(Extracted records)
- - - -

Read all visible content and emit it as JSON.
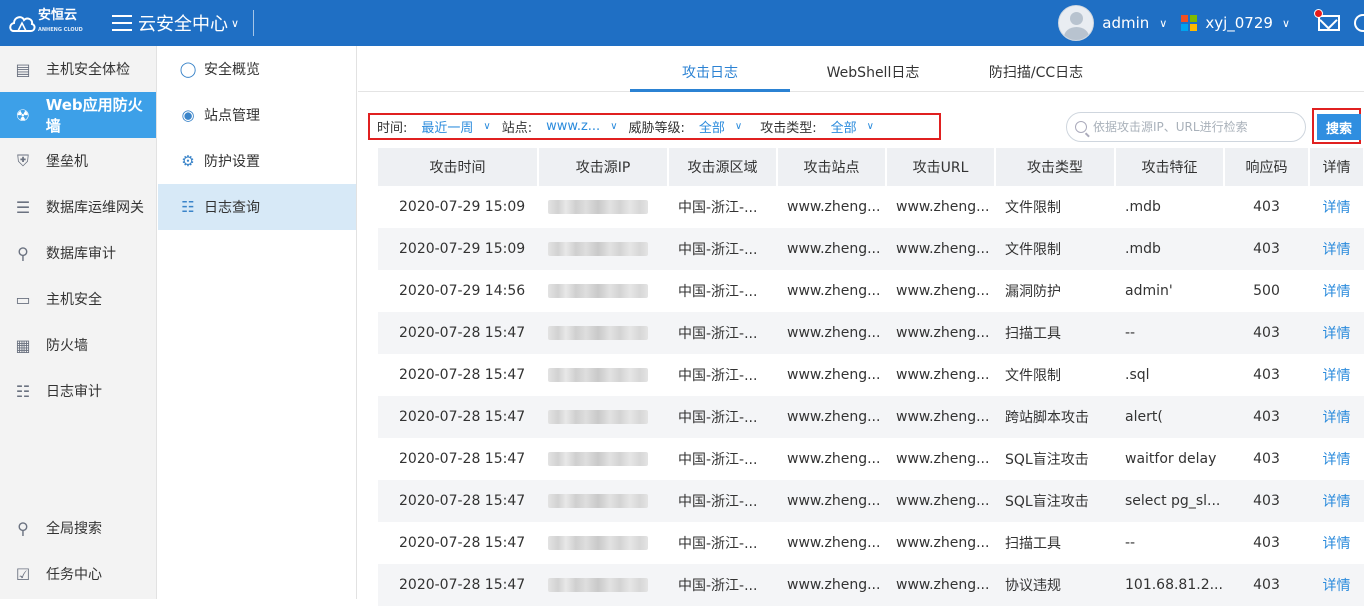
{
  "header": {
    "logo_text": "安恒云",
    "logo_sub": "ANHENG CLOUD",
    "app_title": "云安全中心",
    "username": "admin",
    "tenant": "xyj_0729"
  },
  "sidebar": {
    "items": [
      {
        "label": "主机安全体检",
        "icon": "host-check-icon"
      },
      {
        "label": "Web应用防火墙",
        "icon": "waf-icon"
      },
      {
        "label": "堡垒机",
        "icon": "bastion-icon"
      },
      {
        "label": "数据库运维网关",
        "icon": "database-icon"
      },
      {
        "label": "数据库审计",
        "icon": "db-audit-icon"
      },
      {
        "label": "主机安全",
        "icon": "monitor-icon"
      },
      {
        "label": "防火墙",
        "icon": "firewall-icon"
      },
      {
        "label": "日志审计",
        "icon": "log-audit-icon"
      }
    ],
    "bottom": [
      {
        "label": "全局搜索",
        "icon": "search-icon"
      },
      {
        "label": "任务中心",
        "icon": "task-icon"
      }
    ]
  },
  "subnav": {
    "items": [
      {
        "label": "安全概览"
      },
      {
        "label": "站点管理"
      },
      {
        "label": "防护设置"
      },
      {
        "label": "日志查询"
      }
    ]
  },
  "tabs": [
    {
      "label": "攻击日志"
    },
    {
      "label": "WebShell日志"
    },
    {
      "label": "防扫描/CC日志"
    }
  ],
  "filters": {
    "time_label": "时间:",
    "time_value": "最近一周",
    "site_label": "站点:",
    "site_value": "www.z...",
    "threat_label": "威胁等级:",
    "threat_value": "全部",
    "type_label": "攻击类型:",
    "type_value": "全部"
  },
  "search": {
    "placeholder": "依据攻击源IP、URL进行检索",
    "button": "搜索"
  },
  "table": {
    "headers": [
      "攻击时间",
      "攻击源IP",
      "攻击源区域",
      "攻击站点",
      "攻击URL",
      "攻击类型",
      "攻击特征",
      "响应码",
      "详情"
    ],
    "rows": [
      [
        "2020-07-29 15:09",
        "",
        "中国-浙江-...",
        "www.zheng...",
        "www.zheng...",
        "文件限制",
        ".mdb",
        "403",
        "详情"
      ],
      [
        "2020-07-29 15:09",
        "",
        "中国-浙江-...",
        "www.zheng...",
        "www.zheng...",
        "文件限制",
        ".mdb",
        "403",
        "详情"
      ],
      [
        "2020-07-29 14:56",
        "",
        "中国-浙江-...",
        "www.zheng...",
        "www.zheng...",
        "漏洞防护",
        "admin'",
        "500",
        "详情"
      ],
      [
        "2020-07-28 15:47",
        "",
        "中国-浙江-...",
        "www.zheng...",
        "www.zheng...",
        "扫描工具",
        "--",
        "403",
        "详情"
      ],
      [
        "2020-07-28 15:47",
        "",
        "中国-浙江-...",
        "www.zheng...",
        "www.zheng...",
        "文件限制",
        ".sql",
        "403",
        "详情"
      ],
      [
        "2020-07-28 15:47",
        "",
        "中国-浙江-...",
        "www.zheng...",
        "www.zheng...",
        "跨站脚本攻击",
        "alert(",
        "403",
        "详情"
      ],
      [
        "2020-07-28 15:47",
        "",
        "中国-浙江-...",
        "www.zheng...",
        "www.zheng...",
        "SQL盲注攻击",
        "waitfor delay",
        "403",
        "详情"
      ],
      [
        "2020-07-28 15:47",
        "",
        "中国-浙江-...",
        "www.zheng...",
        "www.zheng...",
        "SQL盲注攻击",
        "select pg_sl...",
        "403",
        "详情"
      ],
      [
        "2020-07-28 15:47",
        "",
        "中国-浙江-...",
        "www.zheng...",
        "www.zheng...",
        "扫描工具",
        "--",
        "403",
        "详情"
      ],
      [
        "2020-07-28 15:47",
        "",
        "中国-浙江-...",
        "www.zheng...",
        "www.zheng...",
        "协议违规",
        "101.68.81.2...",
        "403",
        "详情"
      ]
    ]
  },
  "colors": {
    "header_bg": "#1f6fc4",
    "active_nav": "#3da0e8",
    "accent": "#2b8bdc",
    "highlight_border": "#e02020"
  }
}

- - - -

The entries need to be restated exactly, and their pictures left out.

> **Output below**:
Read all visible content and emit it as JSON.
{
  "header": {
    "logo_text": "安恒云",
    "logo_sub": "ANHENG CLOUD",
    "app_title": "云安全中心",
    "username": "admin",
    "tenant": "xyj_0729"
  },
  "sidebar": {
    "items": [
      {
        "label": "主机安全体检",
        "icon": "host-check-icon"
      },
      {
        "label": "Web应用防火墙",
        "icon": "waf-icon"
      },
      {
        "label": "堡垒机",
        "icon": "bastion-icon"
      },
      {
        "label": "数据库运维网关",
        "icon": "database-icon"
      },
      {
        "label": "数据库审计",
        "icon": "db-audit-icon"
      },
      {
        "label": "主机安全",
        "icon": "monitor-icon"
      },
      {
        "label": "防火墙",
        "icon": "firewall-icon"
      },
      {
        "label": "日志审计",
        "icon": "log-audit-icon"
      }
    ],
    "bottom": [
      {
        "label": "全局搜索",
        "icon": "search-icon"
      },
      {
        "label": "任务中心",
        "icon": "task-icon"
      }
    ]
  },
  "subnav": {
    "items": [
      {
        "label": "安全概览"
      },
      {
        "label": "站点管理"
      },
      {
        "label": "防护设置"
      },
      {
        "label": "日志查询"
      }
    ]
  },
  "tabs": [
    {
      "label": "攻击日志"
    },
    {
      "label": "WebShell日志"
    },
    {
      "label": "防扫描/CC日志"
    }
  ],
  "filters": {
    "time_label": "时间:",
    "time_value": "最近一周",
    "site_label": "站点:",
    "site_value": "www.z...",
    "threat_label": "威胁等级:",
    "threat_value": "全部",
    "type_label": "攻击类型:",
    "type_value": "全部"
  },
  "search": {
    "placeholder": "依据攻击源IP、URL进行检索",
    "button": "搜索"
  },
  "table": {
    "headers": [
      "攻击时间",
      "攻击源IP",
      "攻击源区域",
      "攻击站点",
      "攻击URL",
      "攻击类型",
      "攻击特征",
      "响应码",
      "详情"
    ],
    "rows": [
      [
        "2020-07-29 15:09",
        "",
        "中国-浙江-...",
        "www.zheng...",
        "www.zheng...",
        "文件限制",
        ".mdb",
        "403",
        "详情"
      ],
      [
        "2020-07-29 15:09",
        "",
        "中国-浙江-...",
        "www.zheng...",
        "www.zheng...",
        "文件限制",
        ".mdb",
        "403",
        "详情"
      ],
      [
        "2020-07-29 14:56",
        "",
        "中国-浙江-...",
        "www.zheng...",
        "www.zheng...",
        "漏洞防护",
        "admin'",
        "500",
        "详情"
      ],
      [
        "2020-07-28 15:47",
        "",
        "中国-浙江-...",
        "www.zheng...",
        "www.zheng...",
        "扫描工具",
        "--",
        "403",
        "详情"
      ],
      [
        "2020-07-28 15:47",
        "",
        "中国-浙江-...",
        "www.zheng...",
        "www.zheng...",
        "文件限制",
        ".sql",
        "403",
        "详情"
      ],
      [
        "2020-07-28 15:47",
        "",
        "中国-浙江-...",
        "www.zheng...",
        "www.zheng...",
        "跨站脚本攻击",
        "alert(",
        "403",
        "详情"
      ],
      [
        "2020-07-28 15:47",
        "",
        "中国-浙江-...",
        "www.zheng...",
        "www.zheng...",
        "SQL盲注攻击",
        "waitfor delay",
        "403",
        "详情"
      ],
      [
        "2020-07-28 15:47",
        "",
        "中国-浙江-...",
        "www.zheng...",
        "www.zheng...",
        "SQL盲注攻击",
        "select pg_sl...",
        "403",
        "详情"
      ],
      [
        "2020-07-28 15:47",
        "",
        "中国-浙江-...",
        "www.zheng...",
        "www.zheng...",
        "扫描工具",
        "--",
        "403",
        "详情"
      ],
      [
        "2020-07-28 15:47",
        "",
        "中国-浙江-...",
        "www.zheng...",
        "www.zheng...",
        "协议违规",
        "101.68.81.2...",
        "403",
        "详情"
      ]
    ]
  },
  "colors": {
    "header_bg": "#1f6fc4",
    "active_nav": "#3da0e8",
    "accent": "#2b8bdc",
    "highlight_border": "#e02020"
  }
}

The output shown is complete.